Ionic Wind Generator Powers Sustained Flight—with No Moving Parts!

The team flew the plane a distance of 60 meters in a large, sweeping arc in 10 trials at MIT's duPont Athletic Center. "This is the first-ever sustained flight of a plane with no moving parts in the propulsion system," said Steven Barrett, associate professor of aeronautics and astronautics at MIT. "This has potentially opened new and unexplored possibilities for aircraft which are quieter, mechanically simpler, and do not emit combustion emissions."

"It took a long time to get here," Barrett says. "Going from the basic principle to something that actually flies was a long journey of characterizing the physics, then coming up with the design and making it work. Now the possibilities for this kind of propulsion system are viable."  The flight required an incredible 40,000 volts of electricity—enough to strip electrons from nitrogen atoms in the ambient atmosphere.  Images courtesy of MIT news video.

For additional details on the physics of these groundbreaking flight tests, please visit:

MIT News,
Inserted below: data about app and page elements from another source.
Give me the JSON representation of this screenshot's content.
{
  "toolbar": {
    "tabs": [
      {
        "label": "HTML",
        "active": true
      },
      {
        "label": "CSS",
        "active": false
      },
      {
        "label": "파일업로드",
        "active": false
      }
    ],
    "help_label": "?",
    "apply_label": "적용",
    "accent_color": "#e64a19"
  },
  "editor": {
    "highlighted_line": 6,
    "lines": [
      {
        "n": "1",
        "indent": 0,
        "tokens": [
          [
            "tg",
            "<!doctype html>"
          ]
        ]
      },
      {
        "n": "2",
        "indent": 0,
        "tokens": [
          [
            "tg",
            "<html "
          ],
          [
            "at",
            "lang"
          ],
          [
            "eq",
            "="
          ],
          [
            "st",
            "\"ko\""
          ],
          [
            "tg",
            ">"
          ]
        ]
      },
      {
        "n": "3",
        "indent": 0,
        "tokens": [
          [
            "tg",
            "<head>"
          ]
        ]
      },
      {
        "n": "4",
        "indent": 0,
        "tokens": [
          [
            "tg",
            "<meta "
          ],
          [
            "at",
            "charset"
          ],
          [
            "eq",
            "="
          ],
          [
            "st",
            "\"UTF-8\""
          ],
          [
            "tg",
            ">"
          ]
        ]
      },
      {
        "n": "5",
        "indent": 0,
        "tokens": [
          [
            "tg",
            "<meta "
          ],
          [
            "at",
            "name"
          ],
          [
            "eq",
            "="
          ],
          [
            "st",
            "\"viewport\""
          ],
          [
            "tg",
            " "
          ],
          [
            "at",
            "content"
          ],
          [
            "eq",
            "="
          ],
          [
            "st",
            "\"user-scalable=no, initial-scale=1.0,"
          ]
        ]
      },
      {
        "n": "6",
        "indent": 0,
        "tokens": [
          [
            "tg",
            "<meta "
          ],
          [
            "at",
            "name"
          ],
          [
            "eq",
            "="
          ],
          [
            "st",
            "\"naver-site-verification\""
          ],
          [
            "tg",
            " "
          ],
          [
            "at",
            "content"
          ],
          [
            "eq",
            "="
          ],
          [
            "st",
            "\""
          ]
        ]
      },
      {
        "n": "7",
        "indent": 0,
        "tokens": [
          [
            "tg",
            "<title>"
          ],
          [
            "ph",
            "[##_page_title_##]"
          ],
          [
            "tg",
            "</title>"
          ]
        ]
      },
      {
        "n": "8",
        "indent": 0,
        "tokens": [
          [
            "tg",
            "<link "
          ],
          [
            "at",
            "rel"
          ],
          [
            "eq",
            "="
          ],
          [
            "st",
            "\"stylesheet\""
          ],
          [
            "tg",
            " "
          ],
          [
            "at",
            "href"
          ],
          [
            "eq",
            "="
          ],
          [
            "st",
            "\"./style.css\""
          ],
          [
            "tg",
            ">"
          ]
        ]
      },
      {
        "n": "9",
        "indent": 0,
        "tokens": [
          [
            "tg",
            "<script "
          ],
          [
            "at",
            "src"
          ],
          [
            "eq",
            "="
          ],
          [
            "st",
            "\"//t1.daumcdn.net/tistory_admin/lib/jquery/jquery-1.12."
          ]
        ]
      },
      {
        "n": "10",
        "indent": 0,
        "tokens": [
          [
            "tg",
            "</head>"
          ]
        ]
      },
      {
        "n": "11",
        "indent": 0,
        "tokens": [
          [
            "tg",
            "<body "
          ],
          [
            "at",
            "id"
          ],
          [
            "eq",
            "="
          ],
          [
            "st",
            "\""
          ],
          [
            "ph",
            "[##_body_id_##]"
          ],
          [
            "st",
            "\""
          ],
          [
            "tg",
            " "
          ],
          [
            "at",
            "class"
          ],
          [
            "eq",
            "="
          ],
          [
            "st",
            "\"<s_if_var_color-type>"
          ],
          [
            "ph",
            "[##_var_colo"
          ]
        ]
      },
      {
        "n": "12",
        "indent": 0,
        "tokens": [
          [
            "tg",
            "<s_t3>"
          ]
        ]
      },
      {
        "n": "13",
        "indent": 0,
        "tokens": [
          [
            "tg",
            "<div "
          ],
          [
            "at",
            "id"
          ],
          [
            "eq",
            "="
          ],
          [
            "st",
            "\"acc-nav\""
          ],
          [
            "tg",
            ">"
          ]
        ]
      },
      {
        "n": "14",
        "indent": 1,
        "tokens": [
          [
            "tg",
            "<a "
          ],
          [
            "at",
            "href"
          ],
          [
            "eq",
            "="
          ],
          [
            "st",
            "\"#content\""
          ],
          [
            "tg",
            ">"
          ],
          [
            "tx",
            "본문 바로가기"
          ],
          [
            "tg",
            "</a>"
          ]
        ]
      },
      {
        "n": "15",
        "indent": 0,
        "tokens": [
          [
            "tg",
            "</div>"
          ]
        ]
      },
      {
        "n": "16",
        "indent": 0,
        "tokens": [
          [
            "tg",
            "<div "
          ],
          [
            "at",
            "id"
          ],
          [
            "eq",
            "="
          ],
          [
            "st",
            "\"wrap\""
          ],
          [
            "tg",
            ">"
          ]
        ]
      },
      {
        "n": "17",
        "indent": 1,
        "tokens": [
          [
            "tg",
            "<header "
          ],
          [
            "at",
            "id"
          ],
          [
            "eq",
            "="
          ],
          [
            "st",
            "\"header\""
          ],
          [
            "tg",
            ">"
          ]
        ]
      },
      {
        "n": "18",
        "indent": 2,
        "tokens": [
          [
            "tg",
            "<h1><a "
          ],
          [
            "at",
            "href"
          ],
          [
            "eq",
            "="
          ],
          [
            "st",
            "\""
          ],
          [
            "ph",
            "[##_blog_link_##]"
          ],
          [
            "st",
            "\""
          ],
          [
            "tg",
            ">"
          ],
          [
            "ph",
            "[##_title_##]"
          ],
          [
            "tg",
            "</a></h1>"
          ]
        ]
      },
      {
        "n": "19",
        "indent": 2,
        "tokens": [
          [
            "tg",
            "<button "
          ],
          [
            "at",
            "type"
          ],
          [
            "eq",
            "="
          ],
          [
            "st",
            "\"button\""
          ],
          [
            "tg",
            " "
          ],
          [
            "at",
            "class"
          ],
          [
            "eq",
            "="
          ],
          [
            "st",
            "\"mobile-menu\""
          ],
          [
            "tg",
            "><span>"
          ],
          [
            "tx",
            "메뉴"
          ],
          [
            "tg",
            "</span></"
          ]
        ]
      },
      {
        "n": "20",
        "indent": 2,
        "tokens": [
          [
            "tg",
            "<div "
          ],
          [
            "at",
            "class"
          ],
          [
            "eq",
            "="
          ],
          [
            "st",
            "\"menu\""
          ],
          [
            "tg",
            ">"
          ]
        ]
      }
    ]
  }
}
Nature, International journal of science, Haofeng Xu et al. Flight of an aeroplane with solid-state propulsion, Nature(2018).